Posted: 10 Mar 2016 Last revised: 30 Aug 2017
Date Written: May 9, 2017
Annual management earnings guidance has grown significantly over the last decade, currently outnumbering quarterly guidance by a ratio of more than two to one. This trend coincides with the practitioner suggestion that annual guidance may potentially mitigate managerial myopia. In this paper, I exploit plausibly exogenous variations in annual guidance and find—in sharp contrast to practitioner suggestion—that the practice of providing numerical annual earnings forecasts exacerbates managerial short-termism. Specifically, I find that relative to firms that do not provide annual guidance, firms that do decrease selling, general and administrative expenses, R&D and capital expenditures significantly in an attempt to meet annual earnings target set by their own forecasts. The cross-sectional variations in myopic underinvestment predictably follow the cross-sectional patterns in annual guidance. I rule out several potential alternative explanations as the primary drivers of these results. In particular, falsification analyses mitigate concerns about an omitted factor explaining the results. Finally, the adverse real effects owing to increased annual guidance eventually manifest in value destruction.
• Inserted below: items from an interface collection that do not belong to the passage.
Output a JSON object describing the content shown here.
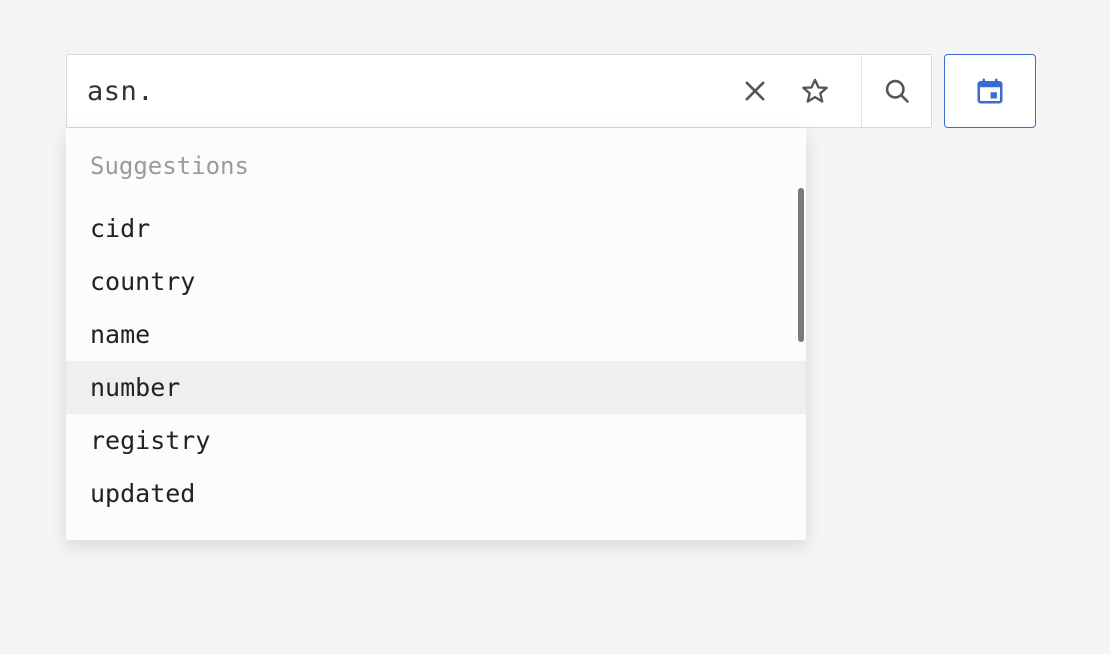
{
  "search": {
    "value": "asn.",
    "placeholder": ""
  },
  "icons": {
    "clear": "close-icon",
    "star": "star-icon",
    "search": "search-icon",
    "date": "calendar-icon"
  },
  "dropdown": {
    "header": "Suggestions",
    "items": [
      {
        "label": "cidr",
        "highlighted": false
      },
      {
        "label": "country",
        "highlighted": false
      },
      {
        "label": "name",
        "highlighted": false
      },
      {
        "label": "number",
        "highlighted": true
      },
      {
        "label": "registry",
        "highlighted": false
      },
      {
        "label": "updated",
        "highlighted": false
      }
    ]
  }
}
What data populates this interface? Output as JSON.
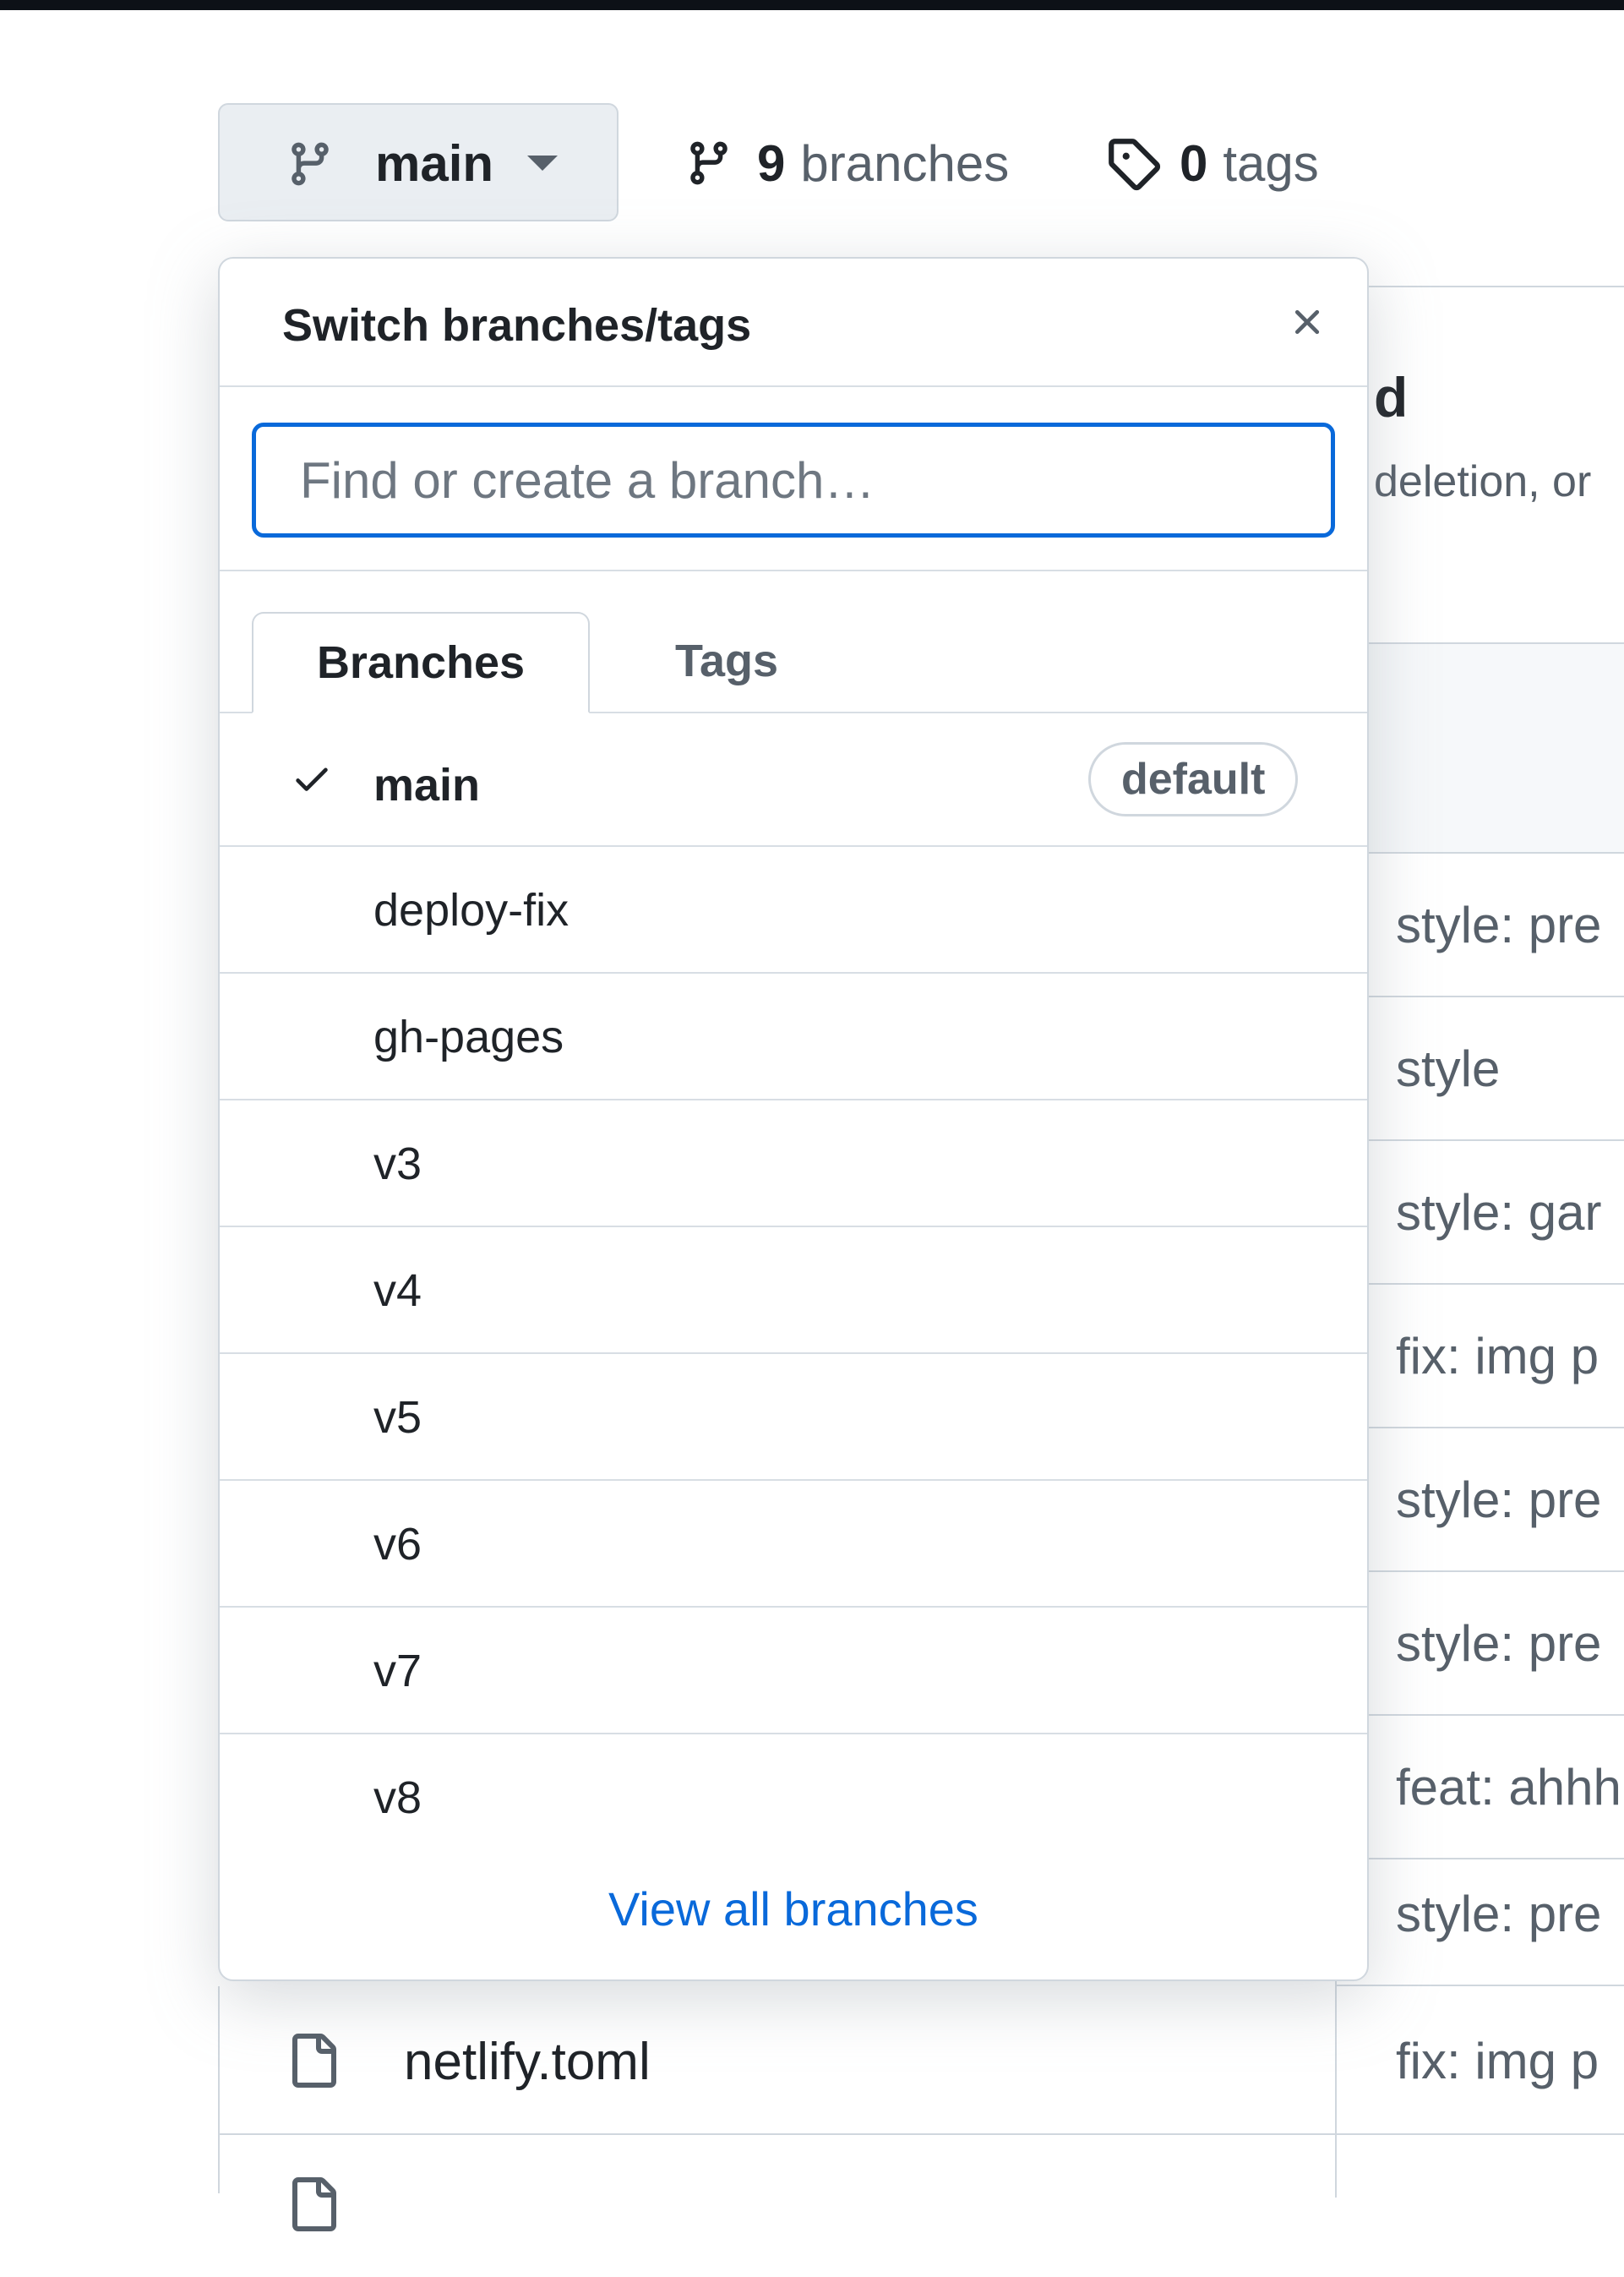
{
  "toolbar": {
    "branch_button_label": "main",
    "branches_count": "9",
    "branches_text": "branches",
    "tags_count": "0",
    "tags_text": "tags"
  },
  "popover": {
    "title": "Switch branches/tags",
    "search_placeholder": "Find or create a branch…",
    "tabs": [
      {
        "label": "Branches",
        "selected": true
      },
      {
        "label": "Tags",
        "selected": false
      }
    ],
    "branches": [
      {
        "name": "main",
        "selected": true,
        "badge": "default"
      },
      {
        "name": "deploy-fix"
      },
      {
        "name": "gh-pages"
      },
      {
        "name": "v3"
      },
      {
        "name": "v4"
      },
      {
        "name": "v5"
      },
      {
        "name": "v6"
      },
      {
        "name": "v7"
      },
      {
        "name": "v8"
      }
    ],
    "view_all_label": "View all branches"
  },
  "background": {
    "header_fragment": "d",
    "subtext_fragment": "deletion, or",
    "commit_messages": [
      "style: pre",
      "style",
      "style: gar",
      "fix: img p",
      "style: pre",
      "style: pre",
      "feat: ahhh",
      "style: pre"
    ],
    "file_row": {
      "name": "netlify.toml",
      "message": "fix: img p"
    }
  },
  "colors": {
    "accent": "#0969da",
    "border": "#d0d7de",
    "muted_text": "#57606a"
  }
}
Keywords: Management Forecasts, Management Guidance, Earnings Guidance, Inevitable Disclosure Doctrine, Myopia, Short-termism, Information Asymmetry
Suggested Citation: Suggested Citation
Chy, Mahfuz, Wealth Destruction Effects of Annual Management Forecasts (May 9, 2017). Available at SSRN: https://ssrn.com/abstract=2728473